Brazier worked as a professional pilot for 25 years, but she was one of only a handful of women working in the field.
There are more 25,000 professional pilots in Canada, but only six per cent of them are women.
According to the foundation, women only account for four per cent of technical tradespeople and less than three per cent of top command positions in Canadian Forces.
“I think a lot of the past approach has been talking, brochures, and pictures.
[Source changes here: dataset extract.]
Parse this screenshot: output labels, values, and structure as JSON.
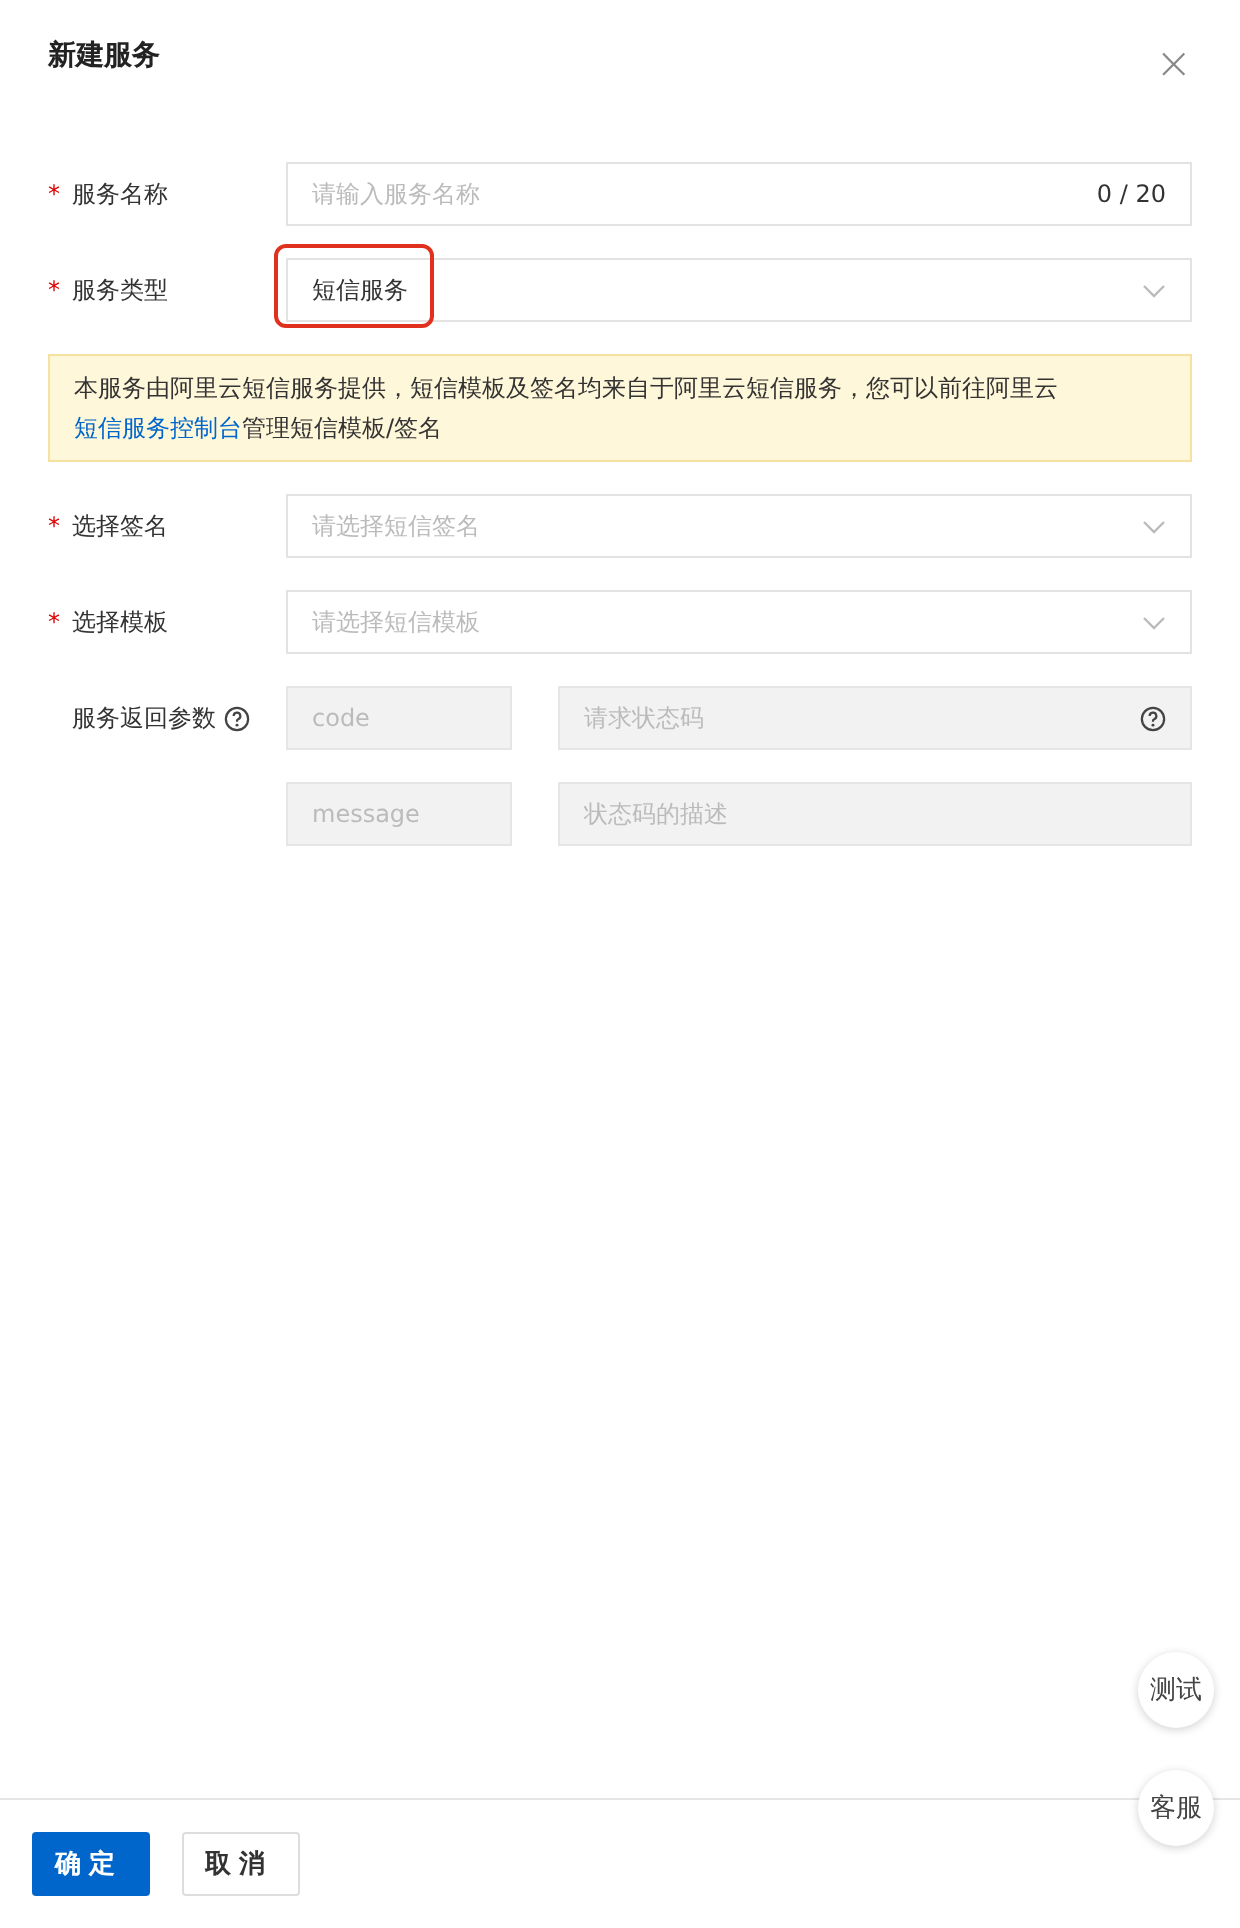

I don’t think that’s going to capture these girls and women,” said Brazier.
She says part of the problem is that most women don’t have direct connections to the aviation, aerospace, defence, or marine industries, so they’re missing out on networking opportunities.
“If I didn’t have this experience, I would have no idea what marine search and rescue is,” said 18-year-old Lokman Wong, a participant in Operation: This IS You. “I think a part of that is mostly exposure: we don’t know what they do, so we don’t try to explore those fields a bit more."
Wong says the training deepened her interest in volunteering for SAR in the future.
She and two dozen other women worked alongside first responders to learn first aid, how to save a man overboard and dewatering techniques for sinking ships,.
“It’s very important; these are upcoming leaders,” said Nadia Humchitt, a fellow participant.
The 17-year-old has plans to become a firefighter and hopes more training events will be offered to inspire other girls her age to step out of their comfort zones.
RCMSAR volunteers say a gender-diverse team is often more dynamic.
“They bring different perceptions and information and they look at things in different ways. So it really helps balance out teamwork,” said Sheasgreen.
The number of women taking on command and technical roles is growing, but advocates say there’s still a long way to go.
“People don’t have to tell you that men are pilots, that men are astronauts, that men are firefighters. You see it in the news, you see it in the paper. It’s like this subliminal message that’s being driven home very day of your life,” said Brazier.
She says overcoming those stereotypes is going to take time and a lot more hands opportunities.